Familiar faces will still be seen in the management of the Midhurst and Petworth countryside when a new regime takes over at the top.
Bruce Middleton, northern area manager for the South Downs Joint Committee, and his small team, have successfully retained their posts in the changeover to the South Downs National Park Authority, which comes into effect on April 1.
The only difference in their roles is that they will have a bigger area to cover.
Bruce’s experience and depth of knowledge have been widely valued, not only by professionals in the field but by groups and individuals who have sought his help during his long period with, first, the Sussex Downs Conservation Board, and latterly the Joint Committee.
He told the Observer: “My job with the park authority will be area manager for Chichester district.
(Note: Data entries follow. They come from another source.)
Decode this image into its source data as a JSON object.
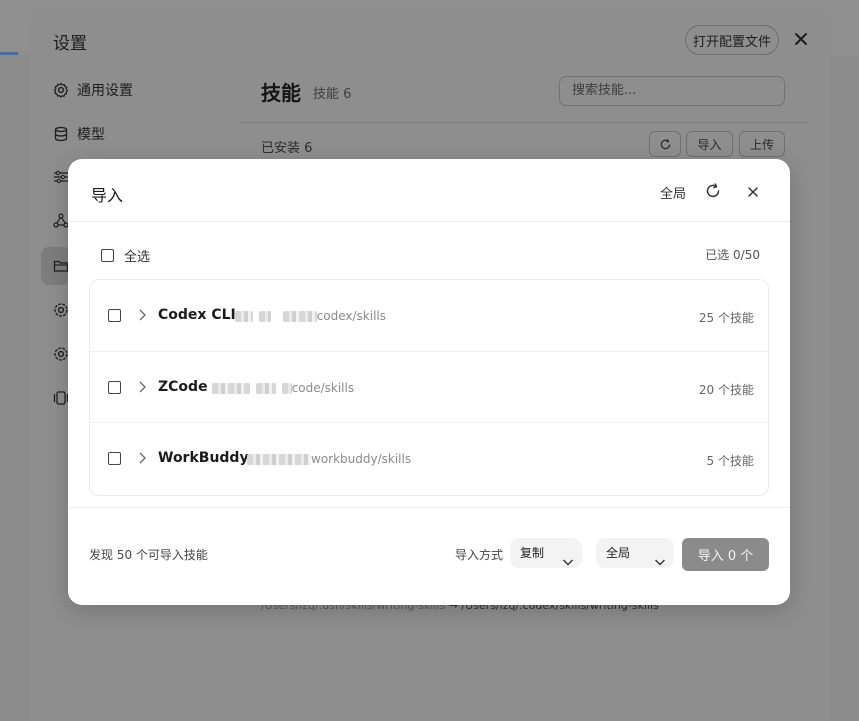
{
  "settings": {
    "title": "设置",
    "open_config_label": "打开配置文件",
    "sidebar": [
      {
        "label": "通用设置",
        "icon": "gear-icon"
      },
      {
        "label": "模型",
        "icon": "database-icon"
      }
    ],
    "sidebar_icons_only": [
      "sliders-icon",
      "network-icon",
      "folder-icon",
      "gear-icon",
      "gear-icon",
      "panels-icon"
    ],
    "skills_title": "技能",
    "skills_count": "技能 6",
    "search_placeholder": "搜索技能...",
    "installed_label": "已安装 6",
    "actions": {
      "import": "导入",
      "upload": "上传"
    },
    "path_from": "/Users/lzq/.dsh/skills/writing-skills",
    "path_to": "→ /Users/lzq/.codex/skills/writing-skills"
  },
  "modal": {
    "title": "导入",
    "scope_label": "全局",
    "select_all_label": "全选",
    "selected_count": "已选 0/50",
    "sources": [
      {
        "name": "Codex CLI",
        "path": "codex/skills",
        "count": "25 个技能"
      },
      {
        "name": "ZCode",
        "path": "code/skills",
        "count": "20 个技能"
      },
      {
        "name": "WorkBuddy",
        "path": "workbuddy/skills",
        "count": "5 个技能"
      }
    ],
    "footer": {
      "found_text": "发现 50 个可导入技能",
      "method_label": "导入方式",
      "method_value": "复制",
      "scope_value": "全局",
      "import_button": "导入 0 个"
    }
  }
}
“I cover three-quarters of it now but I am going to gain quite a few more downland parishes – places like Compton, Marden, West and East Dean, Singleton, Lavant and Boxgrove.
“Nearly all of Ebernoe will be included and nearly all of Northchapel, a tiny bit of Plaistow and most of Petworth, which we had only a third of in the past.
“I am going to be losing a tiny sliver of Pulborough because that is not in Chichester district.”
His district will cover 36 complete parishes and 13 part-parishes, compared with the total of 36 in his brief with the South Downs Joint Committee.
Remaining with Bruce is his team consisting of heath officer Dan Cornell and rangers Graham West and Angela Shepherd.
Angela will continue as co-ordinator of Pathwatch, which works with parishes, landowners and the police to counter illegal vehicle use of paths.
Bruce said key to the team’s work within the national park authority would be liaising with the park’s communities.
“We are also going to be talking with farmers and landowners, working to achieve a balance between food production and wildlife interests,” he explained.
Many of their previous commitments will continue – such as helping to organise the bi-annual Weed and Wildflower Festival at Bignor, and assisting the group at Fernhurst with its preservation of the old ironworks.
“We are still planning to do a reptile safari and that sort of thing,” Bruce added.
“And we hope to be able to give talks to groups, as and when we get invited.”
The only significant responsibilities the team will not be taking with them are the maintenance of the wildlife-rich Burton Pond near Duncton and of public rights of way.
Controversially, particularly in respect of the latter, West Sussex County Council is taking them back.